The smallest victims in the war on drugs. The ones who never chose the life they were born into. Babies born addicted.
“When mom takes substances, the baby is taking substances. Just like the mom is addicted, the baby is addicted. So when the baby is born, the baby can’t go onto the street or call a neighbor or go into grandma’s cabinet and grab a Lortab so that baby is confined to a crib and will go through withdraw and addiction,” said Dr. Coy Flowers.
The pain of addiction doesn’t discriminate. Dr. Flowers is a physician at the Greenbrier Physician’s Clinic, and said the everyday conversation of addicted infants is a new phenomenon.
“When I was a resident almost 20 years ago in Washington DC, it was rare for us to see someone addicted to heroin or a substance like that.”
The West Virginia Department of Health and Human Resources reported that is 2016, six percent of babies were born addicted in the state.
Dr. Coy Flowers is on the front lines fighting to save babies with mothers who are addicted.
He runs the drug free mother-baby program at the Greenbrier Physicians Clinic. He has an integrated program that helps mothers who are addicted to any substance get off the drugs and deliver healthy sober babies. He says there’s no easy way to get rid of an infant’s addiction.
“A lot of these babies experience a lot of colicky symptoms and their G.I. system is just messed up. They’re unable to function properly their nervous system is jacked up. They’re nervous, they’re anxious, they’re jittery, their fussy, they can’t sleep and these babies go through a lot of pain because of it.”
These babies have to put on low or high doses of narcotics to help the pain. The babies can stay up to 30 days in a hospital getting over the addiction.
Medical officials say because this is a new problem the long term effects are not known.
“We worry about the long-term effects. Will there be cognitive delays, will the IQ score be lower. Could this kid have 180 IQ but now only has 122, because of all the insult and injury.”
Dr. Flowers said he chose to integrate his program because there is still a stigma associated with those struggling with addiction.

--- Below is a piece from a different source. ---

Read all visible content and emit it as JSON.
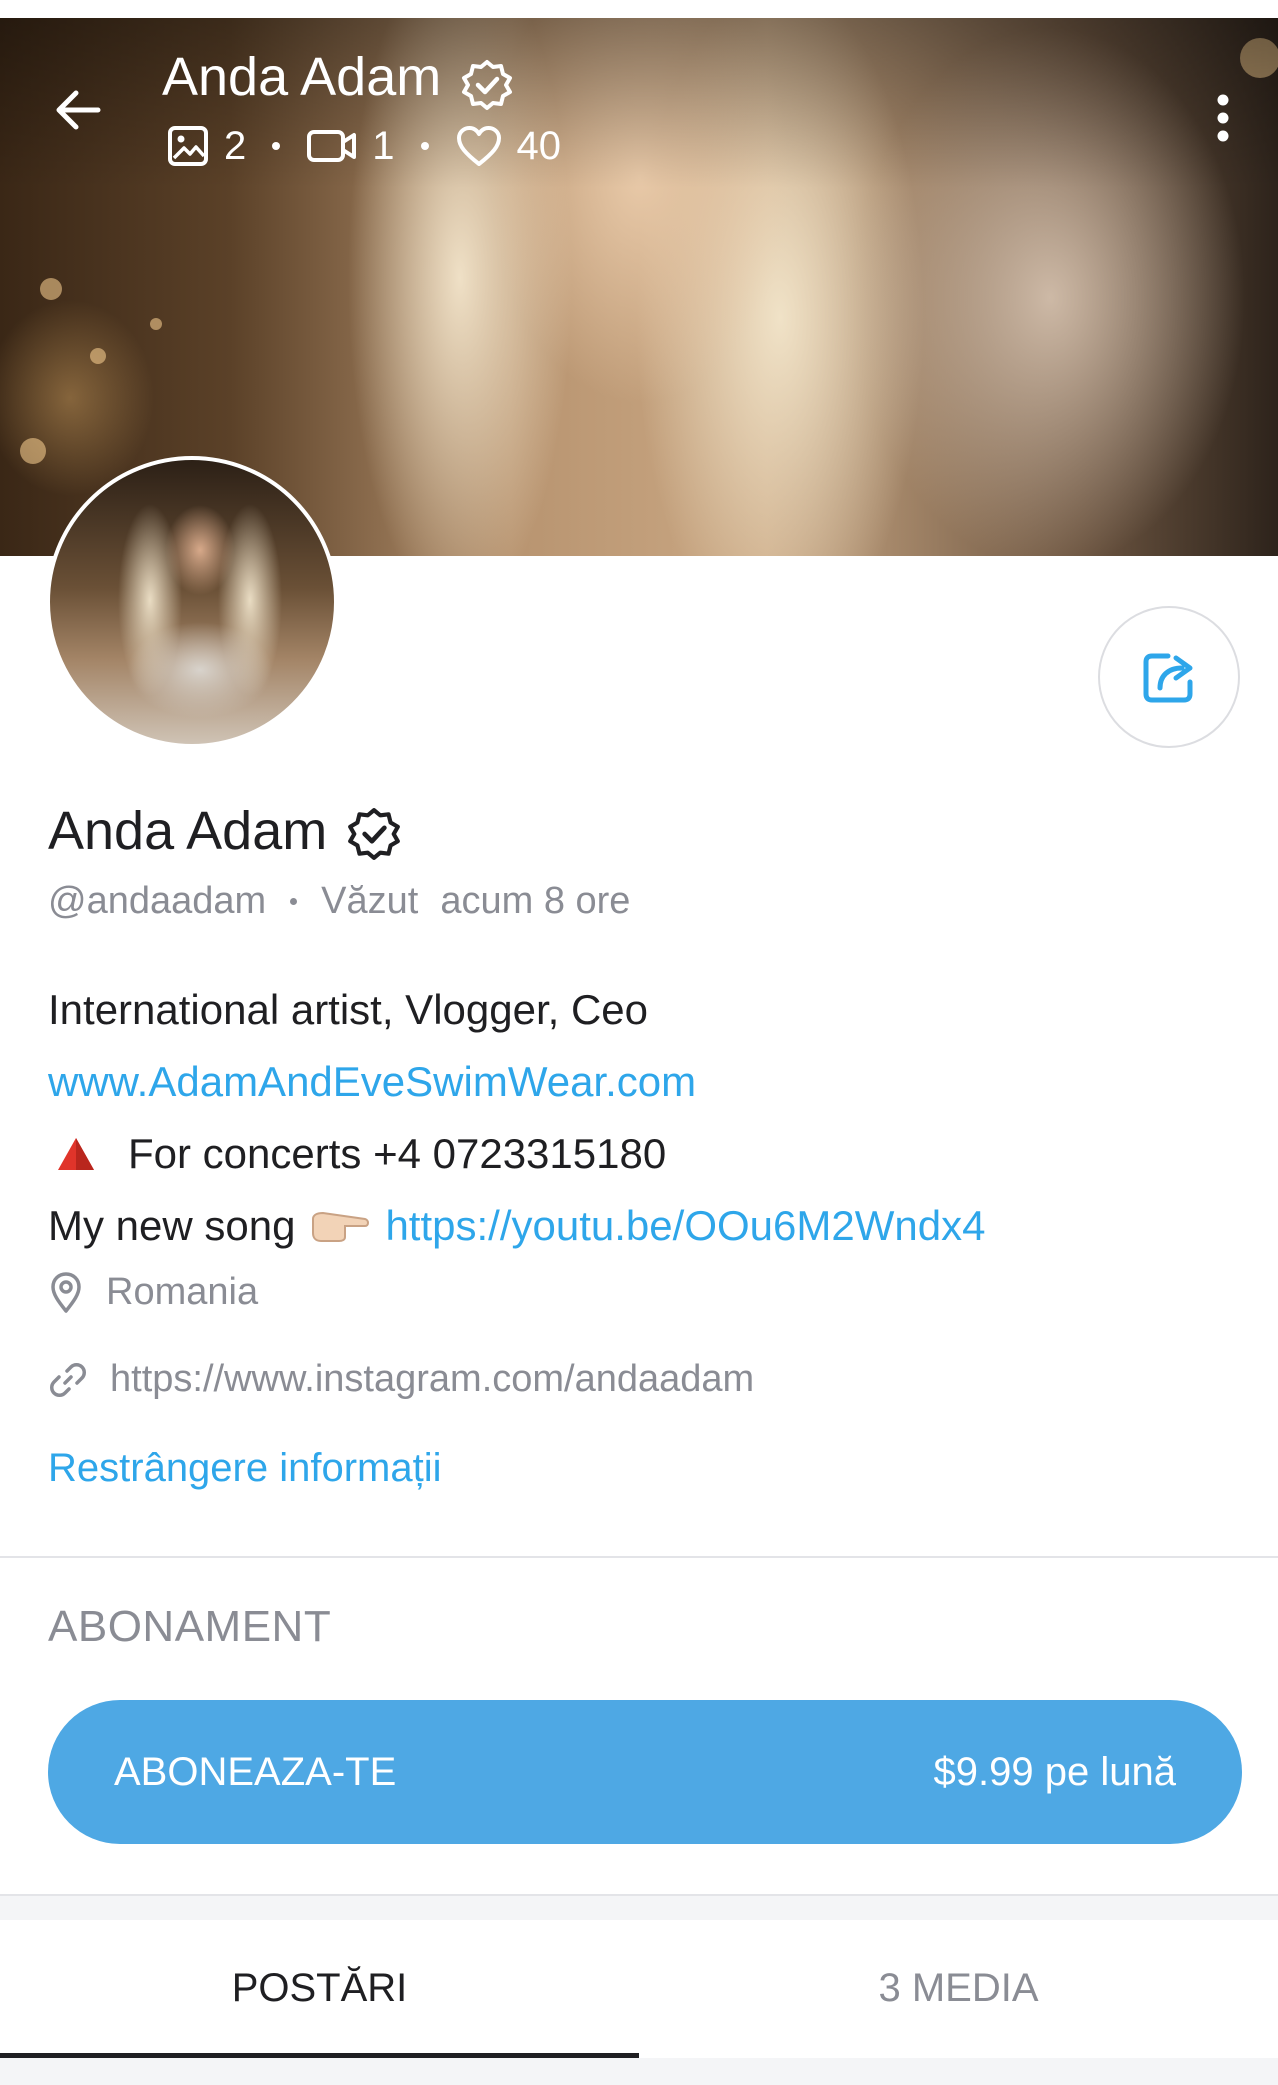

“Even if that patient doesn’t have an addiction their self, we know 20% of patients do, then they know somebody in their family, or in their community, their next door neighbor or somebody at work that does. So we’ve sold this to our patients as this is something you can use to take to your home or workplace.”
Six percent is still too high, but he says it’s better than it was a couple years ago.
“One of the hardest parts we find in WV especially in small towns is you don’t have the community resources or the network of support out there for patients no matter what their problem is.
Pregnancy can mean a fresh start for any mother, but they need to reach out for help.